The show itself reveals the many ways to represent the human figure. In the work of New Haven artist Jaclyn Conley, who plunks animals in beds, bowers, and other human settings, the show also seems to ask: Excuse me, can you tell me how a human is different from a non-human animal?
Believe me: You don’t want this cat hopping up onto the comforter.
The Figure Eight runs through March 16 at Artspace at Orange and Crown streets. Click here for an overview of the show as conceived by Adae and brief bios of the artists. Be sure to take some human identity with you, or what you think passes for same, when you visit.
“Where do we draw the line between the animal and human figure?” Adae posed the question during a walk through of the sunny space late Wednesday afternoon.
Light poured down on one of the most surprising and resonant works, “Josh’s Prayer,” by Gaviero Umami. That is the nom d’arte of the sculptor duo Eoin Burke and Jim Dessicino, who live in New Haven but work in Brooklyn.
The painted fiberglass sculpture of a man meditating, especially one wearing not a Buddhist robe but a hoodie, depicts arguably one of the most human of human activities, perhaps a uniquely human activity. Unless someone has documented a bonobo or preying mantis meditating.
Adae, who has just established a teaching studio, the Adae Fine Art Academy, at 817 Chapel St., is curating his first show as a member of Artspace’s Visual Arts Committee.
He said he was prompted to do a show on the human figure because walking through the galleries in Manhattan and elsewhere, he was struck by a preponderance of the conceptual and the abstract.
Humans need a comeback in art, Adae said, because “there will be infinite depiction [of the human form] as long as we are creating art of ourselves.”
The figure eight is not only a type of knot and a bravura move for a skater, he noted. Lying on its side, it is also a mathematical symbol of infinity.
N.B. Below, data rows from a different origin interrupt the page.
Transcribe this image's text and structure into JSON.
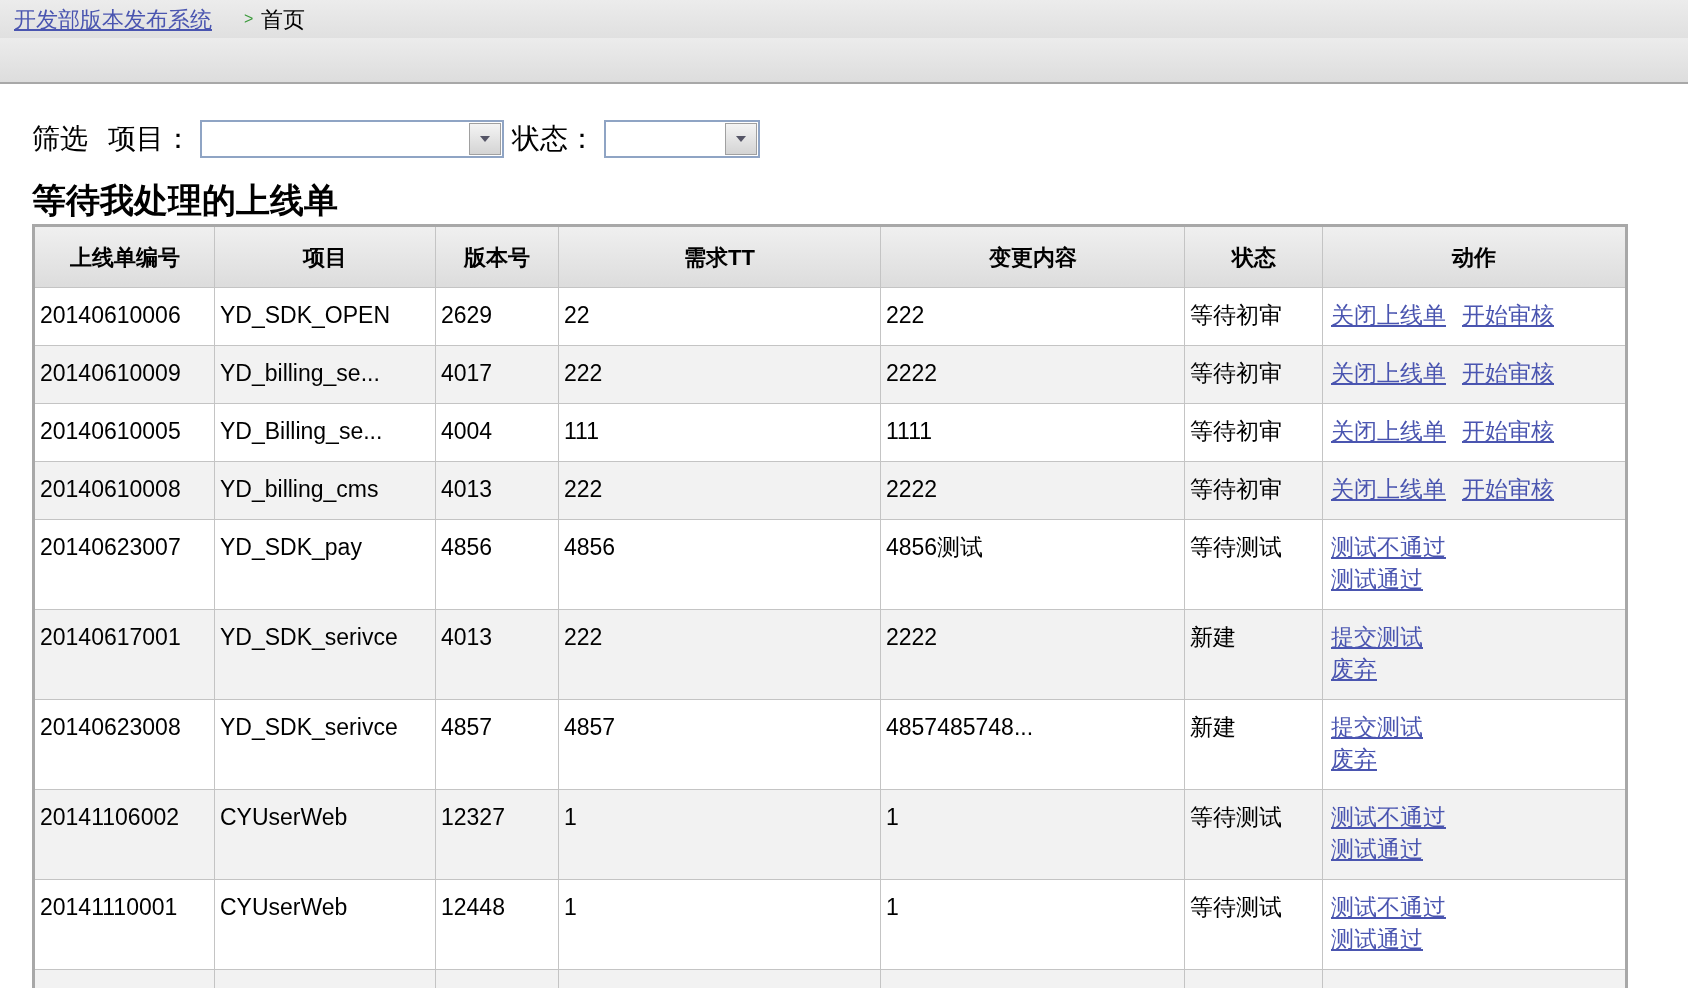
{
  "breadcrumb": {
    "home_link": "开发部版本发布系统",
    "separator": ">",
    "current": "首页"
  },
  "filters": {
    "label": "筛选",
    "fields": [
      {
        "label": "项目："
      },
      {
        "label": "状态："
      }
    ]
  },
  "section_title": "等待我处理的上线单",
  "table": {
    "columns": [
      "上线单编号",
      "项目",
      "版本号",
      "需求TT",
      "变更内容",
      "状态",
      "动作"
    ],
    "rows": [
      {
        "cells": [
          "20140610006",
          "YD_SDK_OPEN",
          "2629",
          "22",
          "222",
          "等待初审"
        ],
        "actions": [
          "关闭上线单",
          "开始审核"
        ]
      },
      {
        "cells": [
          "20140610009",
          "YD_billing_se...",
          "4017",
          "222",
          "2222",
          "等待初审"
        ],
        "actions": [
          "关闭上线单",
          "开始审核"
        ]
      },
      {
        "cells": [
          "20140610005",
          "YD_Billing_se...",
          "4004",
          "111",
          "1111",
          "等待初审"
        ],
        "actions": [
          "关闭上线单",
          "开始审核"
        ]
      },
      {
        "cells": [
          "20140610008",
          "YD_billing_cms",
          "4013",
          "222",
          "2222",
          "等待初审"
        ],
        "actions": [
          "关闭上线单",
          "开始审核"
        ]
      },
      {
        "cells": [
          "20140623007",
          "YD_SDK_pay",
          "4856",
          "4856",
          "4856测试",
          "等待测试"
        ],
        "actions": [
          "测试不通过",
          "测试通过"
        ]
      },
      {
        "cells": [
          "20140617001",
          "YD_SDK_serivce",
          "4013",
          "222",
          "2222",
          "新建"
        ],
        "actions": [
          "提交测试",
          "废弃"
        ]
      },
      {
        "cells": [
          "20140623008",
          "YD_SDK_serivce",
          "4857",
          "4857",
          "4857485748...",
          "新建"
        ],
        "actions": [
          "提交测试",
          "废弃"
        ]
      },
      {
        "cells": [
          "20141106002",
          "CYUserWeb",
          "12327",
          "1",
          "1",
          "等待测试"
        ],
        "actions": [
          "测试不通过",
          "测试通过"
        ]
      },
      {
        "cells": [
          "20141110001",
          "CYUserWeb",
          "12448",
          "1",
          "1",
          "等待测试"
        ],
        "actions": [
          "测试不通过",
          "测试通过"
        ]
      }
    ]
  }
}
As he walked through Artspace, Adae seemed a bit like Adam naming the animals: “I have Sophia [Wallace] covering the real. I have [Gregory] Santos covering the abstract. I have Jaclyn covering the animal figure. I have Burke covering traditional figurative sculpture. Trevor and Ryan Oakes cover the scientific approach to the figure, like Brunelleschi and Leonardo.”
Adae’s public programming for the show is also a kind of evangelism for the human form. If you want to reacquaint yourself with it, Thursday night through the show’s run, he’s bringing over a dozen easels from his school that he sets up for instruction
The drawing class is free, the model is nude, and the easels are set up amid the art works.